'/>"/>

Contact: Martine Hamann
mh86@le.ac.uk
University of Leicester
Source:Eurekalert  

Related medicine news :

1. ACR: Medical imaging study in health affairs incomplete and potentially misleading
2. Dangerous experiment in fetal engineering
3. Dangerous caregivers for elderly
4. Dangerous Rage May Be Common Among U.S. Teens
5. New iTeen365 White Paper Identifies Dangerous Driving Distractions – Offers Solutions for Parents of Teen Drivers
6. U.S. Blood Supply at Dangerously Low Levels: Red Cross
7. Blood test for pregnant women could predict risk of having dangerously small babies
8. Prenatal exposure to pollution especially dangerous for children with asthma
9. Young Risk-Takers Drawn to Dangerous Choking Game
10. PaleoMeal Organic Whey Protein Formula Improved According to Rockwell Nutrition
11. Preventing or better managing diabetes may prevent cognitive decline, according to UCSF study
Post Your Comments:
*Name:
*Comment:
*Email:
Related Image:
Earphones 'potentially as dangerous as noise from jet engines,' according to new study
(Date:1/24/2017)... (PRWEB) , ... January 24, 2017 , ... “Who Would Have Dreamed: A Novel of ... changed each woman who tried to understand its purpose in her life. “Who Would Have ... woman of powerful faith and a love of writing. , Sharon shares that ...
(Date:1/24/2017)... ... January 24, 2017 , ... “The Octagon of Spiritual Balances”: a guide ... is the creation of published author, Pastor Bernard J. Weathers, pastor of Word of ... degree in religious education and a master degree in theology. , ““The Octagon of ...
(Date:1/24/2017)... Raton, FL (PRWEB) , ... January 23, 2017 ... ... unique, highly refined coffee house-caliber protein and espresso drink, announced its CLICK® Coffee ... nutritional products. , CLICK® Coffee Protein Drink Mix has become popular among health-conscious ...
(Date:1/24/2017)... ... 2017 , ... United Nations Foundation President and CEO Kathy ... Policy, also known as the Global Gag Rule, last enacted in 2001. ... organizations from receiving any U.S. foreign assistance for family planning if they provide ...
(Date:1/24/2017)... (PRWEB) , ... January 23, 2017 , ... ... analyzed statistics from 140 Buzzies users who entered metrics into the product’s app. ... clinical data.

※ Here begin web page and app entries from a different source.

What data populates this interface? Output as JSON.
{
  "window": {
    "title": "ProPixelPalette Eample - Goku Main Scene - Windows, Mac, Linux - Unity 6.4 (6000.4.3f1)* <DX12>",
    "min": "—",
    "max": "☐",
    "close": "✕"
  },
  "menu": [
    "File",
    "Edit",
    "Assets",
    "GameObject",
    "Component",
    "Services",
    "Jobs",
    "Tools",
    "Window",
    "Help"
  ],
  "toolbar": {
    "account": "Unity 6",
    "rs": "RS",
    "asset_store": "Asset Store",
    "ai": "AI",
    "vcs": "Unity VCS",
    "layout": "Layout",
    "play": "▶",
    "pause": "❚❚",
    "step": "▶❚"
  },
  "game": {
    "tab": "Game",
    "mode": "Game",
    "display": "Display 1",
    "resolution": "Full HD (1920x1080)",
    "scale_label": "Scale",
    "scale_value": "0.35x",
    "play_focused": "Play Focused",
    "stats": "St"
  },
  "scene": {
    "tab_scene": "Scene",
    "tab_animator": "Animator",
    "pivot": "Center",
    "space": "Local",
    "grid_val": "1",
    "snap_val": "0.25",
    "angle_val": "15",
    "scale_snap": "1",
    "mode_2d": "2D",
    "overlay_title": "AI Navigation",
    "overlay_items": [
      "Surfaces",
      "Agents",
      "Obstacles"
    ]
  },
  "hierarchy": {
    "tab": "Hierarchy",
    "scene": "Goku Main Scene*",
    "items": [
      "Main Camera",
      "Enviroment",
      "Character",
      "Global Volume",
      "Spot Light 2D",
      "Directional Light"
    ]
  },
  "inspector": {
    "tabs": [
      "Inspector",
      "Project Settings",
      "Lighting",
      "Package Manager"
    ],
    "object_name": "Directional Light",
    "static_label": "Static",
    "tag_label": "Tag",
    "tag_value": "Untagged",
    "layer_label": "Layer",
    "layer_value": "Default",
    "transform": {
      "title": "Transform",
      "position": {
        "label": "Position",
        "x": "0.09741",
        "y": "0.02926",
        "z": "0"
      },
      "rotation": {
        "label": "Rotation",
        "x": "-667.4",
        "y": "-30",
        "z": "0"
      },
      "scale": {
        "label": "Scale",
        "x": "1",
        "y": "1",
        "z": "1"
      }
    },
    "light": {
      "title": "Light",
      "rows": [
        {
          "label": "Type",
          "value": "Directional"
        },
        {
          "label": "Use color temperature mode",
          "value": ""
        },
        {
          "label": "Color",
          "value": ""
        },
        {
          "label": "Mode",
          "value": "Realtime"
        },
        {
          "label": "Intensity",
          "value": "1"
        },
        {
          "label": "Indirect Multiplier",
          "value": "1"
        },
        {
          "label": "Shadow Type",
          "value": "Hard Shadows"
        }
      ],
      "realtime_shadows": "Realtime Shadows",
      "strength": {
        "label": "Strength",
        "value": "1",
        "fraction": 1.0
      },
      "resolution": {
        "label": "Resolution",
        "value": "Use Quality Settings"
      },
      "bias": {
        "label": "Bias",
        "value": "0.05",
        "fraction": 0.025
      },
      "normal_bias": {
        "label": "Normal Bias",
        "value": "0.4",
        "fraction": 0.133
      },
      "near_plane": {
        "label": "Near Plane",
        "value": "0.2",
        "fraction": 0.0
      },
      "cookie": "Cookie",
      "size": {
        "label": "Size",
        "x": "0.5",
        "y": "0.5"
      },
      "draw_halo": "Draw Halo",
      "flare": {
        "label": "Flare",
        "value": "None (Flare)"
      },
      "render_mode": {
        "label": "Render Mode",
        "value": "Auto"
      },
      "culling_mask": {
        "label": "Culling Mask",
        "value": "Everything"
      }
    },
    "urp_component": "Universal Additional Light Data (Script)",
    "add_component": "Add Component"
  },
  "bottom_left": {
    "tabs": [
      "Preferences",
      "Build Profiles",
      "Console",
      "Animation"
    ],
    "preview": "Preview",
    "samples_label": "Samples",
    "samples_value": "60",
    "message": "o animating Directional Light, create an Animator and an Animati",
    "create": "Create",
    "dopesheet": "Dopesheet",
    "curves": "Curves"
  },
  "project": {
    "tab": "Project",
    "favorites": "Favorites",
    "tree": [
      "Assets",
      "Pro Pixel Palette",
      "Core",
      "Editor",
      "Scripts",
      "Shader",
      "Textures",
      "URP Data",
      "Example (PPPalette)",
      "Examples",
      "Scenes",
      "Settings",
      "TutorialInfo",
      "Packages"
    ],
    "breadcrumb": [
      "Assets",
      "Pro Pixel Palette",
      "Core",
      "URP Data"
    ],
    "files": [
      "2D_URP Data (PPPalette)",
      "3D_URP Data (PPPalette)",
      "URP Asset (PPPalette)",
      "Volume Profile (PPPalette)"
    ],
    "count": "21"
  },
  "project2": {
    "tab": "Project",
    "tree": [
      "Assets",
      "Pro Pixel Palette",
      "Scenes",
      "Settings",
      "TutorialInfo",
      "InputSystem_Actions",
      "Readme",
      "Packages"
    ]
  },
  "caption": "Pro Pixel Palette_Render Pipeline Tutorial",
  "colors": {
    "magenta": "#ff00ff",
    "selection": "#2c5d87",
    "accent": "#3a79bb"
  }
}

The new data showed that within just 30 seconds of using ...
Breaking Medicine News(10 mins):
(Date:1/24/2017)... YORK , Jan. 23, 2017 ... long way from conventional syringes with vials to ... systems. These modern devices have become preferred devices ... for prefilled syringes has been rising strongly over ... healthcare facilities are now adopting this format for ...
(Date:1/24/2017)... CHICAGO , January 23, 2017 ... solutions for life sciences, announces agClinical 3.3, the latest ... release further enables life science organizations to confidently and ... monitoring and better manage the electronic trial master file ... ...
(Date:1/23/2017)... 2017 Consolidated Stability Storage is Leading to ... Testing Outsourcing Market This research service on the ... trends, and technologies, and provides a snapshot of the ... 2015 and forecasts are provided from 2016 to 2020. ... a CAGR of 9.4% till 2020, driven by an ...
Breaking Medicine Technology: